The older children whose families were not financially able to send them to school are forced by their circumstances to find ways of earning in order to help their families. The younger ones, while their families found it difficult to afford it, were sent to school for as many days of the week as they could (sometimes only twice per week). The schools in turn fight hard to keep them coming because of the genuine desire to educate the upcoming generation, but they too face the challenges of lack of funds/funding, little material and even less food. They make efforts to sell uniform materials to the members of the community for their children but they often just give it away because no one can afford it. Literally!
The schools often make every effort to provide at least one good meal for the children because they are fully aware that it may be the only meal they have for the week. The meals consist of rice or a preparation made with cornmeal along with beans.
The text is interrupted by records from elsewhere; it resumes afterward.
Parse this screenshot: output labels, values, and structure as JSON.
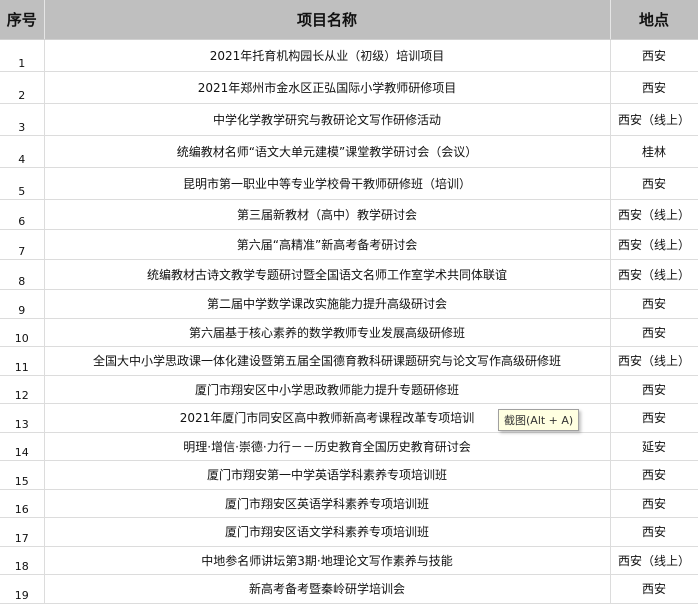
{
  "table": {
    "headers": {
      "num": "序号",
      "name": "项目名称",
      "location": "地点"
    },
    "rows": [
      {
        "num": "1",
        "name": "2021年托育机构园长从业（初级）培训项目",
        "location": "西安"
      },
      {
        "num": "2",
        "name": "2021年郑州市金水区正弘国际小学教师研修项目",
        "location": "西安"
      },
      {
        "num": "3",
        "name": "中学化学教学研究与教研论文写作研修活动",
        "location": "西安（线上）"
      },
      {
        "num": "4",
        "name": "统编教材名师“语文大单元建模”课堂教学研讨会（会议）",
        "location": "桂林"
      },
      {
        "num": "5",
        "name": "昆明市第一职业中等专业学校骨干教师研修班（培训）",
        "location": "西安"
      },
      {
        "num": "6",
        "name": "第三届新教材（高中）教学研讨会",
        "location": "西安（线上）"
      },
      {
        "num": "7",
        "name": "第六届“高精准”新高考备考研讨会",
        "location": "西安（线上）"
      },
      {
        "num": "8",
        "name": "统编教材古诗文教学专题研讨暨全国语文名师工作室学术共同体联谊",
        "location": "西安（线上）"
      },
      {
        "num": "9",
        "name": "第二届中学数学课改实施能力提升高级研讨会",
        "location": "西安"
      },
      {
        "num": "10",
        "name": "第六届基于核心素养的数学教师专业发展高级研修班",
        "location": "西安"
      },
      {
        "num": "11",
        "name": "全国大中小学思政课一体化建设暨第五届全国德育教科研课题研究与论文写作高级研修班",
        "location": "西安（线上）"
      },
      {
        "num": "12",
        "name": "厦门市翔安区中小学思政教师能力提升专题研修班",
        "location": "西安"
      },
      {
        "num": "13",
        "name": "2021年厦门市同安区高中教师新高考课程改革专项培训",
        "location": "西安"
      },
      {
        "num": "14",
        "name": "明理·增信·崇德·力行－－历史教育全国历史教育研讨会",
        "location": "延安"
      },
      {
        "num": "15",
        "name": "厦门市翔安第一中学英语学科素养专项培训班",
        "location": "西安"
      },
      {
        "num": "16",
        "name": "厦门市翔安区英语学科素养专项培训班",
        "location": "西安"
      },
      {
        "num": "17",
        "name": "厦门市翔安区语文学科素养专项培训班",
        "location": "西安"
      },
      {
        "num": "18",
        "name": "中地参名师讲坛第3期·地理论文写作素养与技能",
        "location": "西安（线上）"
      },
      {
        "num": "19",
        "name": "新高考备考暨秦岭研学培训会",
        "location": "西安"
      }
    ]
  },
  "tooltip": {
    "text": "截图(Alt + A)"
  }
}
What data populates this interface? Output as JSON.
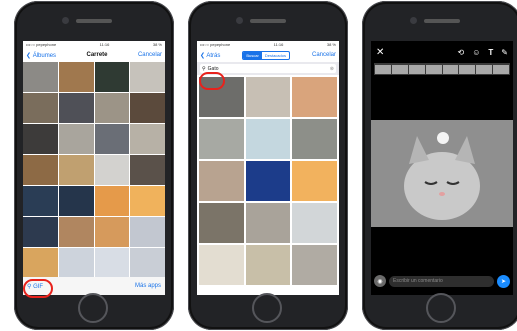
{
  "photos": {
    "status": {
      "carrier": "•••○○ pepephone",
      "time": "11:16",
      "battery": "38 %"
    },
    "nav": {
      "back": "❮ Álbumes",
      "title": "Carrete",
      "cancel": "Cancelar"
    },
    "search_label": "GIF",
    "more_apps": "Más apps"
  },
  "gif": {
    "status": {
      "carrier": "•••○○ pepephone",
      "time": "11:16",
      "battery": "38 %"
    },
    "nav": {
      "back": "❮ Atrás",
      "tab_search": "Buscar",
      "tab_featured": "Destacados",
      "cancel": "Cancelar"
    },
    "search_value": "Gato"
  },
  "editor": {
    "close": "✕",
    "icons": [
      "crop-rotate-icon",
      "emoji-icon",
      "text-icon",
      "pencil-icon"
    ],
    "comment_placeholder": "Escribir un comentario"
  },
  "colors": {
    "accent": "#1a73e8",
    "highlight": "#e8221c",
    "send": "#1a8cff"
  }
}
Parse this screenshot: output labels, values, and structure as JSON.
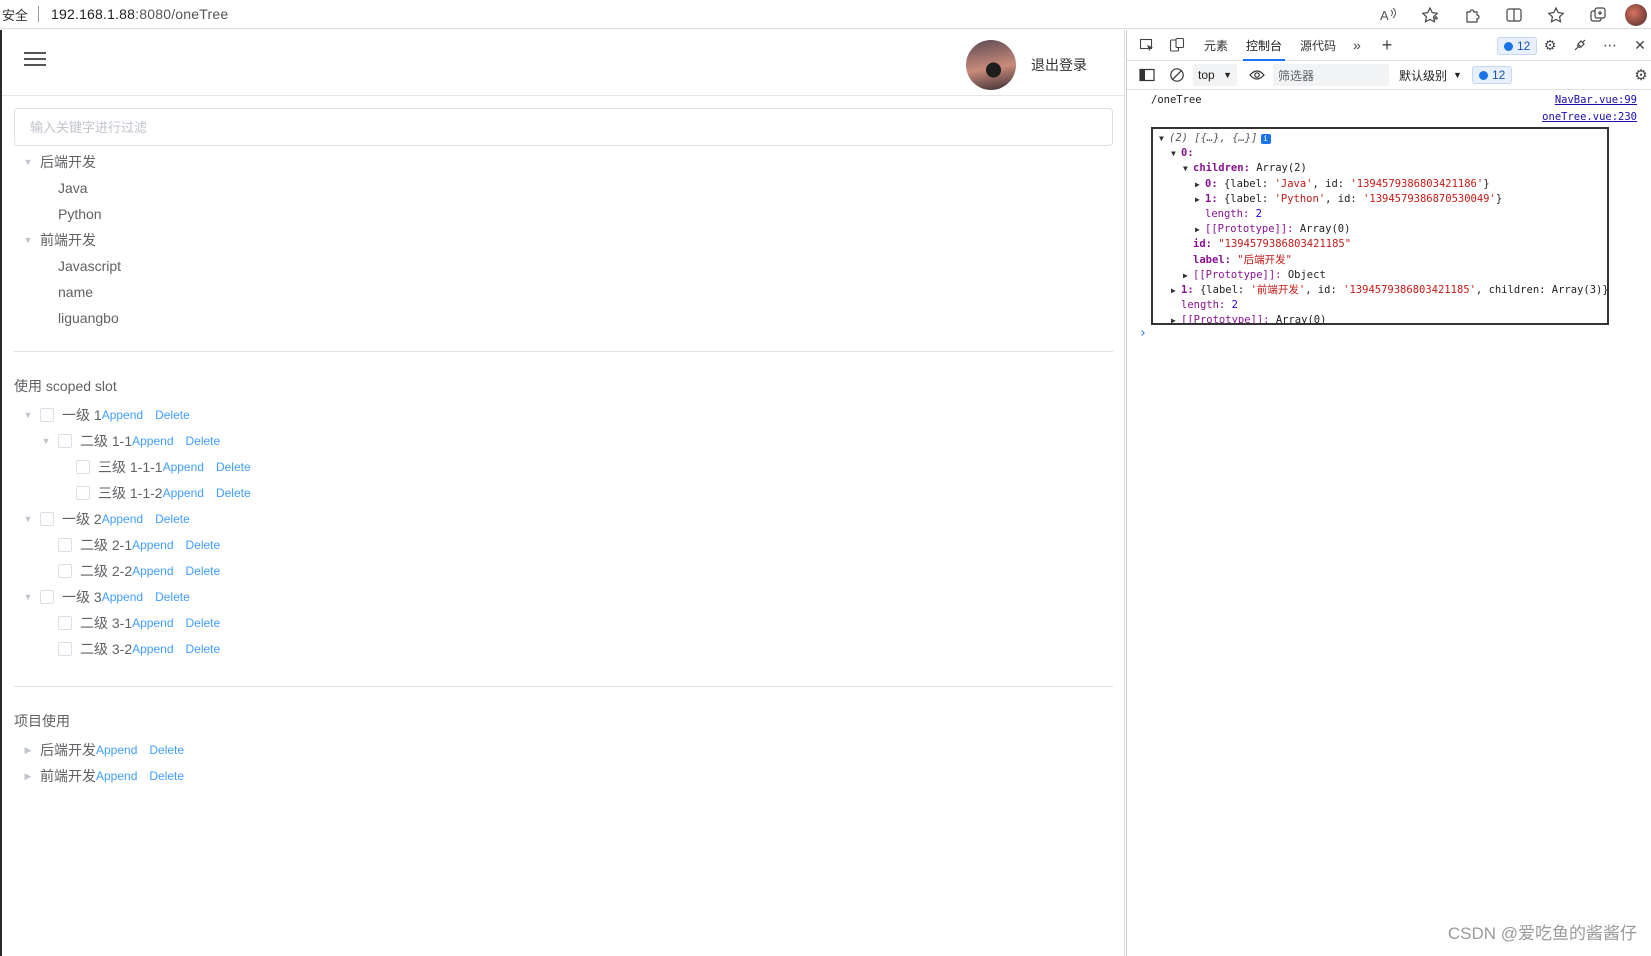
{
  "browser": {
    "security_label": "安全",
    "url_host": "192.168.1.88",
    "url_path": ":8080/oneTree",
    "icons": [
      "read-aloud-icon",
      "favorite-add-icon",
      "extensions-icon",
      "split-screen-icon",
      "favorites-icon",
      "collections-icon",
      "profile-avatar"
    ]
  },
  "navbar": {
    "logout_label": "退出登录"
  },
  "filter": {
    "placeholder": "输入关键字进行过滤"
  },
  "tree1": {
    "nodes": [
      {
        "label": "后端开发",
        "children": [
          "Java",
          "Python"
        ]
      },
      {
        "label": "前端开发",
        "children": [
          "Javascript",
          "name",
          "liguangbo"
        ]
      }
    ]
  },
  "scoped": {
    "title": "使用 scoped slot",
    "append_label": "Append",
    "delete_label": "Delete",
    "rows": [
      {
        "label": "一级 1"
      },
      {
        "label": "二级 1-1"
      },
      {
        "label": "三级 1-1-1"
      },
      {
        "label": "三级 1-1-2"
      },
      {
        "label": "一级 2"
      },
      {
        "label": "二级 2-1"
      },
      {
        "label": "二级 2-2"
      },
      {
        "label": "一级 3"
      },
      {
        "label": "二级 3-1"
      },
      {
        "label": "二级 3-2"
      }
    ]
  },
  "project": {
    "title": "项目使用",
    "rows": [
      {
        "label": "后端开发"
      },
      {
        "label": "前端开发"
      }
    ]
  },
  "devtools": {
    "tabs": [
      "元素",
      "控制台",
      "源代码"
    ],
    "active_tab": "控制台",
    "issue_count": "12",
    "context": "top",
    "filter_placeholder": "筛选器",
    "level": "默认级别",
    "log1_text": "/oneTree",
    "log1_src": "NavBar.vue:99",
    "log2_src": "oneTree.vue:230",
    "object_lines": {
      "l0": "(2) [{…}, {…}]",
      "l1_key": "0:",
      "l2_key": "children:",
      "l2_val": "Array(2)",
      "l3_key": "0:",
      "l3_pre": "{label: ",
      "l3_label": "'Java'",
      "l3_mid": ", id: ",
      "l3_id": "'1394579386803421186'",
      "l3_end": "}",
      "l4_key": "1:",
      "l4_pre": "{label: ",
      "l4_label": "'Python'",
      "l4_mid": ", id: ",
      "l4_id": "'1394579386870530049'",
      "l4_end": "}",
      "l5_key": "length:",
      "l5_val": "2",
      "l6_key": "[[Prototype]]:",
      "l6_val": "Array(0)",
      "l7_key": "id:",
      "l7_val": "\"1394579386803421185\"",
      "l8_key": "label:",
      "l8_val": "\"后端开发\"",
      "l9_key": "[[Prototype]]:",
      "l9_val": "Object",
      "l10_key": "1:",
      "l10_pre": "{label: ",
      "l10_label": "'前端开发'",
      "l10_mid": ", id: ",
      "l10_id": "'1394579386803421185'",
      "l10_end": ", children: Array(3)}",
      "l11_key": "length:",
      "l11_val": "2",
      "l12_key": "[[Prototype]]:",
      "l12_val": "Array(0)"
    }
  },
  "watermark": "CSDN @爱吃鱼的酱酱仔"
}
No meat or eggs.
The teachers of the school, who are mainly women, often go for months without a salary, but they still come out every day to teach the children. Keep in mind that they have families to feed and maintain as well!
The schools facilities are such as the bathrooms and the kitchen are sorely lacking.
The latrines used generally, were unlike anything we had imagined for they were simply holes in the ground in a small enclosed space and there was not usually toilet paper. The holes we saw were no more than 5 – 7 inches in diameter and when the door was closed it was completely dark; so your memory and aim had to be good regardless of what you were doing – whether you are male or female!
So pregnant women would have a particularly difficult time because it is risky to bend or squat. Furthermore, think of what would happen to women with difficult pregnancies!
While the women taught and still teach their children about proper hygiene, it is difficult to maintain the practices in real life without the proper facilities and running water. In addition to this, keep in mind the experiences the women and young girls would have during those periods of menstruation and the need for sanitary napkins, underwear and all the other conveniences to which we may have ready access. It is not so for our sisters and neighbors in rural Kenya; not in all circumstances!
I could simply tell you that we have a lot for which to be thankful; but that would only cause us to focus on ourselves and what we have. I will instead encourage you – command you even, to remember your sisters – your neighbors in Kenya! When we ask for donations for missions or even for specific situations or events, they are real and close! We have seen the plight and the need first-hand.
We encourage you to come on the Mission Trips if you can, but know that it is not a vacation! Otherwise, we implore you to give money, items of clothing, food, toiletries and whatever we may express as their specific need at the time – especially now!
Help us to empower the women and children with education, supplies of all kinds, the opportunity for access to running water and other basic needs.
Extend mercy! Give to the RWOMI Humanitarian Outreach that we may give to and help our neighbors – women and children in rural Kenya that there can be improvement in the quality of life!